It was a headline that caught my eye. “Where should vote centers be?” it read. And beneath in smaller print, this: “Parties agree on several locations, others still up in the air.”
“I’ll bet,” I thought to myself, wondering what else was up in the air. Epithets? Mud balls? Fresh cow pies? Anything was possible in politics. Anxious now, I dropped the glove box open, rummaging for the black umbrella in case I had to cross county lines for a sale on flip-flops at the mall.
Yup. There it was. Glory be, and pass the ammunition. I was covered when the next big one hit.
It was only the other day that I received a notice. It was Inspector Gadget who’d just returned from a sleep-over with his buddies. He was, I noted, somewhat south of happy. While the rest of them still frolicked and played, he’d been retrieved by an older sibling in order to help with a workday.

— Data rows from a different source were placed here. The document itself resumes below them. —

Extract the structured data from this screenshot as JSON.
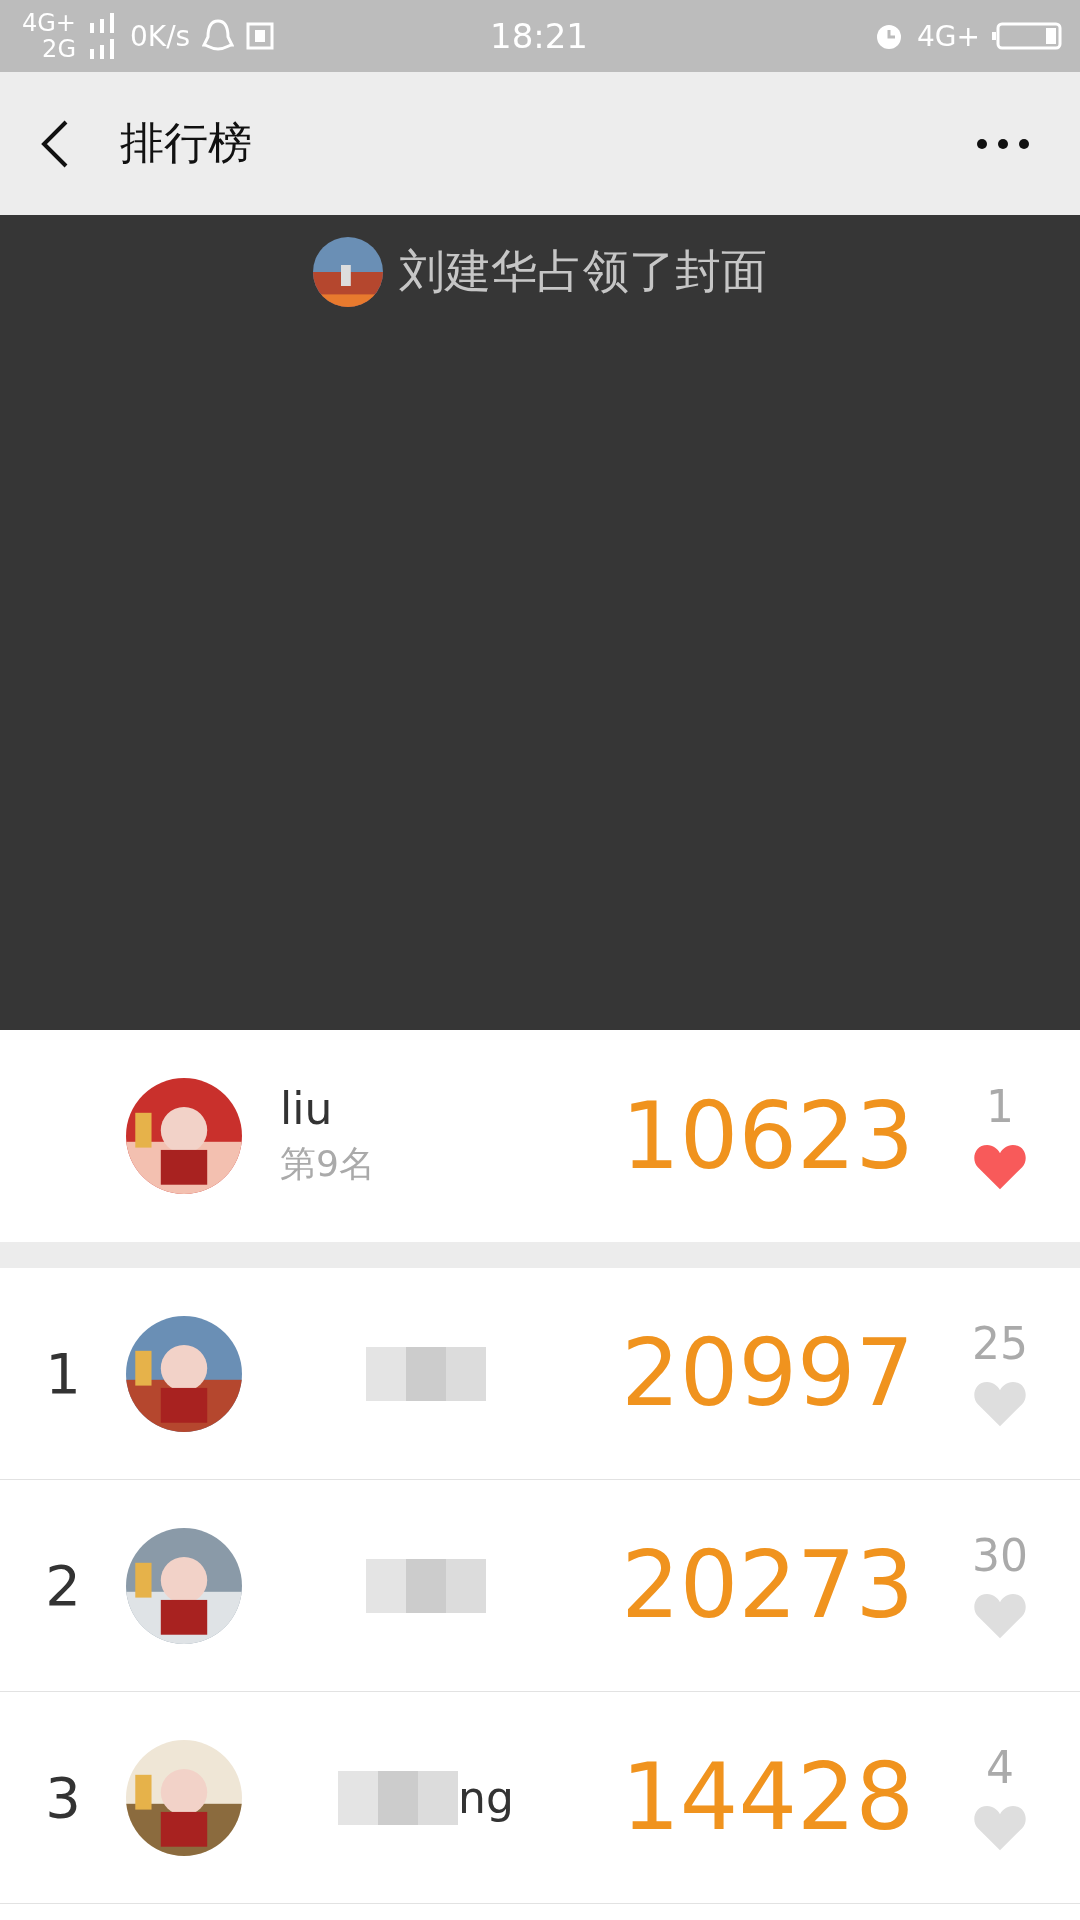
{
  "status_bar": {
    "network_top": "4G+",
    "network_bottom": "2G",
    "speed": "0K/s",
    "time": "18:21",
    "network_right": "4G+"
  },
  "nav": {
    "title": "排行榜"
  },
  "cover": {
    "caption": "刘建华占领了封面"
  },
  "me": {
    "name": "liu",
    "rank_text": "第9名",
    "steps": "10623",
    "likes": "1",
    "liked": true
  },
  "ranking": [
    {
      "rank": "1",
      "steps": "20997",
      "likes": "25",
      "liked": false
    },
    {
      "rank": "2",
      "steps": "20273",
      "likes": "30",
      "liked": false
    },
    {
      "rank": "3",
      "name": "ng",
      "steps": "14428",
      "likes": "4",
      "liked": false
    }
  ]
}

“None of my friends have as many chores as I do.” This was delivered in an adolescent monotone beneath a direct, blue-eyed gaze. The brows just above the clear, blue eyes shot up, wobbled and nearly crossed when I let go with a war whoop, high-fived myself and thumped my own back enthusiastically. Whatever he was expecting, it wasn’t that, and he plopped down, looking pale.
“Poor kids,” I wanted to say, “and lucky you.”

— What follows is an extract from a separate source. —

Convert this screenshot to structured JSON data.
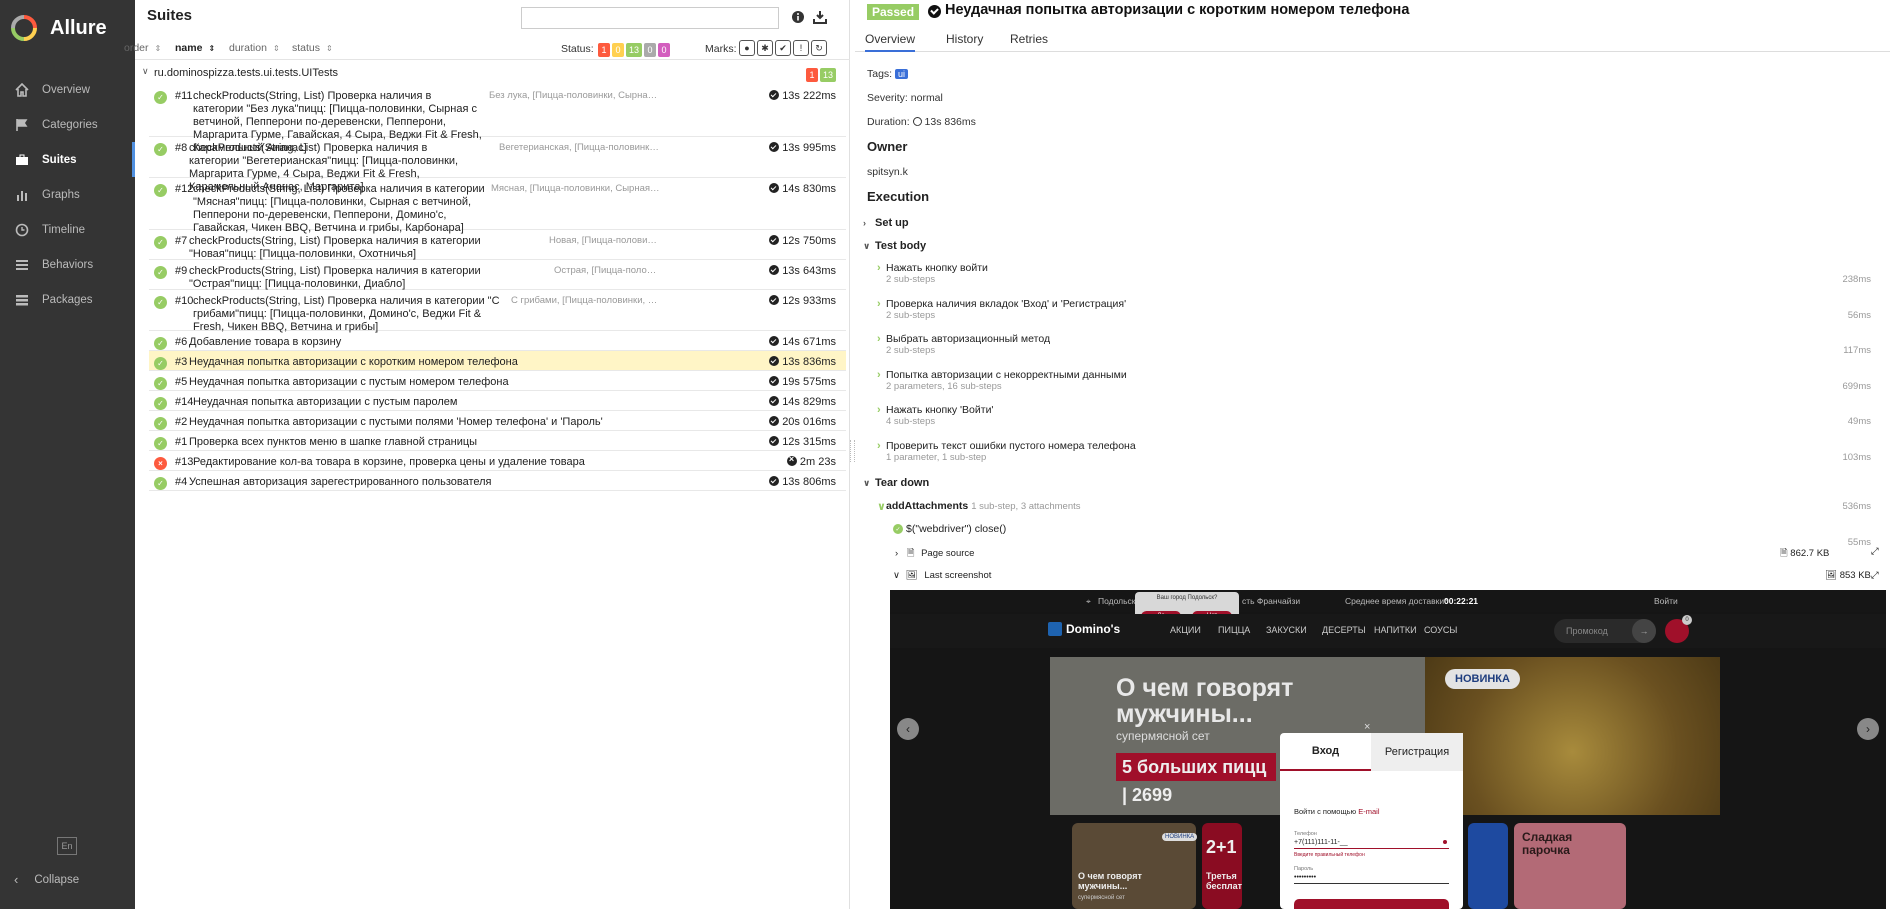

Oh, they didn’t feel lucky, that was sure. So far, our house hadn’t been designated as an official voting center for minors by Democrats, Republicans, Libertarians, Independents or the International Brotherhood of Trash Haulers. Not on issues like chores, bedtimes, curfews, etc. Here, the ruling class (i.e., the parents) set up the rules and guidelines for the smooth running of the household. And here, the children had done their share of protesting such injustice.
Before there was a Tea Party, there was a tea party. If you know what I mean. As I’d noted in the past, those kids could stage their version of Boston Harbor that quick. When it came to what they saw as heavy-handed parental interference, they could conjure up a tea party before you could say, “Hey, look! An Indian.”
We heard all the old standbys without which no childhood is complete. “All of my friends get to A, B and C,” they’d say. This could be anything from staying up all night to playing video games ‘til their eyeballs fell out to adopting a food pyramid made entirely of candy.
Then this, “None of my friends have to X, Y or Z.” This ran the gamut from “clean their rooms” to “take out the trash” to “lift a finger.” Having made their point with clever flip charts and graphs, the disgruntled colonists would rest their case. Which is when the British (aka Local Authorities) would repeat the old standbys without which no parental career is ever complete. “If all of your friends jumped off of a cliff like little lemmings, would you jump, too?” And, “If you’re really that hungry, you can have seconds on broccoli.” And this: “I have a degree in slave driving from the University of Egypt. I can’t let it go to waste.”
If those staging the coup would pull a face or roll their eyes, we’d use one more. “Your face could freeze like that, you know.”
No, this wasn’t a vote center on hot-button issues. You had to draw your battle lines, parents did, because once you had more than two, you were outnumbered. And that’s when anarchy could break out.
In my family of origin, the count was 3-2. Three kids, two parents. But in Mr. Schrock’s family, it stood at 5-2, overwhelming odds in anyone’s book.
They were a pack, those five, having arrived in exactly six years. A little herd’s what they were, able to start a revolution at the drop of a cookie box. It was especially disconcerting when they revolted en masse in the back of the family station wagon. With no seat belt laws, things could go to a very hot place in a proverbial hand basket, and fast.
One Sunday when their dad was gone, things hit critical mass. To this day, certain details remain hazy, like what, exactly, occurred in the pews. The record’s clear, though, on what happened when they got home.
Their mother (strong woman, she) lined them up from oldest to youngest. One by one, five crestfallen hoodlums scuffed into the bedroom as though to the guillotine where the board of education met the seat of learning.
That was the day they learned that what was wickedly funny on a hard church bench wasn’t quite so hilarious when facing one’s mother. Their father learned he’d better stay home on the Sabbath, and their mother learned that she should’ve stuck with puppies.
Okay. Not quite, but close. Real close.
Rhonda Schrock thanks her in-laws for voting to keep those kids. She’s fond of “the herd,” and that oldest one, especially.